I very much agree. I have had this question, too, but lately I've been too lazy to think it out and have just decided not to write negative reviews right now. Now that I've read this I can't hide behind the excuse that I haven't thought about it... But I am very glad that you addressed it.

I don't think that a balanced, respectful review is reserved only for Christian authors. Any author has poured some amount of effort into his book whether or not he's Christian.

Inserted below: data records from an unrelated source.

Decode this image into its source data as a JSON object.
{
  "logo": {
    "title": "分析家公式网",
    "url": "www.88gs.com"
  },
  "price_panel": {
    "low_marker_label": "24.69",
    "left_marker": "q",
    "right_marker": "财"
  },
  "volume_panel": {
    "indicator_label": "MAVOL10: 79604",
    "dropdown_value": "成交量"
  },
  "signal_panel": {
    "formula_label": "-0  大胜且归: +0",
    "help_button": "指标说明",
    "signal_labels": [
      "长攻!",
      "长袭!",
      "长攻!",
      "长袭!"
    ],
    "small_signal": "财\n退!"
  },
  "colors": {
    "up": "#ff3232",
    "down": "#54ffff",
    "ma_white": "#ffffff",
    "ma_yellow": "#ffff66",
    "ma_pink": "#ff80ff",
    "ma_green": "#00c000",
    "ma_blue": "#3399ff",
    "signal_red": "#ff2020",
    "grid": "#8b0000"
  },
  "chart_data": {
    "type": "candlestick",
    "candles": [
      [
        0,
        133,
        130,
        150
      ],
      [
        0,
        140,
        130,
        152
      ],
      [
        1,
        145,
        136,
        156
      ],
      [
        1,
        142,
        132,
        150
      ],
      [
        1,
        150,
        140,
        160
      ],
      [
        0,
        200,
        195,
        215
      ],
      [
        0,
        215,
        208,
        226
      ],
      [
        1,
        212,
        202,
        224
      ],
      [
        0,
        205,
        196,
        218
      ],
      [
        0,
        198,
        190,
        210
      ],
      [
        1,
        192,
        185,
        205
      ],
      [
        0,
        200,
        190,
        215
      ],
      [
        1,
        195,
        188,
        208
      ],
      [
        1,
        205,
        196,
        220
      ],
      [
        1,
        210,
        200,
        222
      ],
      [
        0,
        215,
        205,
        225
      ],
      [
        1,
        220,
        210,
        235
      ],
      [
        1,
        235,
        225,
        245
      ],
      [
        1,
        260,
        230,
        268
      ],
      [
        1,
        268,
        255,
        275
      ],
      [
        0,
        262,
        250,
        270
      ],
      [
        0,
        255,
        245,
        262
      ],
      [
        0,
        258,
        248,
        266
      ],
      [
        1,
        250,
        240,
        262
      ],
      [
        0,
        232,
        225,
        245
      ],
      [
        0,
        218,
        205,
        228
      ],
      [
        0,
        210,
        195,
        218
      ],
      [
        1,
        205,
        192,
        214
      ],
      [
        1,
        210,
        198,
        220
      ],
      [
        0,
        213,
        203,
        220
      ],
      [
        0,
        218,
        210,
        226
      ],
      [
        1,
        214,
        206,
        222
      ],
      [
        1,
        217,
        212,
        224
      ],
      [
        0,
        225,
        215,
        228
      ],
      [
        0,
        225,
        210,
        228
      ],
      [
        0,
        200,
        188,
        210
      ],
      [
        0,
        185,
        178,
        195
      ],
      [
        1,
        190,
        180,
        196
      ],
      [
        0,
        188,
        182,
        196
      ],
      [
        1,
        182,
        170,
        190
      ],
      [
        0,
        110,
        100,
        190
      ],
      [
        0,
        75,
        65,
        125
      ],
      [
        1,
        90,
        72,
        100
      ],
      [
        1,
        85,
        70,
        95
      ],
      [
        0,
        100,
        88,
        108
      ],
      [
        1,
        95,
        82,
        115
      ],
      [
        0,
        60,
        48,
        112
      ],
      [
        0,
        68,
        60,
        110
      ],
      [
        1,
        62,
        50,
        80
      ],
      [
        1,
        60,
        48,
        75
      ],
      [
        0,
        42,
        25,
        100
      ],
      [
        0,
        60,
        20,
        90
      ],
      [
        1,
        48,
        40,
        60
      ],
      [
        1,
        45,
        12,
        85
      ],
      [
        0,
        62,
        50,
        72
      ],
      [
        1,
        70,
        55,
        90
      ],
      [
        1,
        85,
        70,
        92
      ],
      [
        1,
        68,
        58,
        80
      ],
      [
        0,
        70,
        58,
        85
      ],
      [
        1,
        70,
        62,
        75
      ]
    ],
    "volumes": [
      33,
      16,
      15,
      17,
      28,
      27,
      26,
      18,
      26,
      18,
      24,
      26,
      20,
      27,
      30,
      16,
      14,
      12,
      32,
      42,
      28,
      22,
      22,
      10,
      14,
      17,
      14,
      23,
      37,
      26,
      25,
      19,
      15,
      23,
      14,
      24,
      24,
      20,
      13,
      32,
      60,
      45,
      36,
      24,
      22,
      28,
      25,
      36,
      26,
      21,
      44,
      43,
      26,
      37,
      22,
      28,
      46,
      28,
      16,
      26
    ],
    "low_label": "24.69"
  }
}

They must think it is worth something or they wouldn't go through the trouble of publishing it... right? (If not then shame on them.) I think that it depends less on whether the author is Christian and more on whether the reviewer is Christian (and if they are asking the question then they are assumably Christian). We act as Christians toward other believers, and we act as Christians toward unbelievers as well.

I have written two official negative reviews in the past. One of them I regret because it definitely falls under the "bashing" category. The other I would stand proudly beside even in the face of a thousand people who really loved the book, because there was no bashing involved, just thoughts that I haven't changed my mind about.

It always helps me with balance when I keep in mind that friends of mine that will be reading the review liked the book that I want to write about. If I come across as a jerk who hated the book and can't find anything nice to say, then even if the author doesn't read the review and feel like curling up to die, my friends who enjoyed the book will feel crummy. I know I tend to take things personally when someone doesn't like what I like, so other people might have that problem, too. So I try to be nice or at the very least intelligent and respectful. Doesn't always happen, but I'm learning and growing.

And one last thought... don't review the book if you didn't read it all the way through. Coming from experience. I stop reading any book that I feel is a waste of time, but I learned the hard way that you shouldn't go and write negative reviews of something if you haven't suffered through the whole thing. Maybe I'm the only one who does that, though. ;-)

Anyway, good thoughts, good post. Keep 'em coming.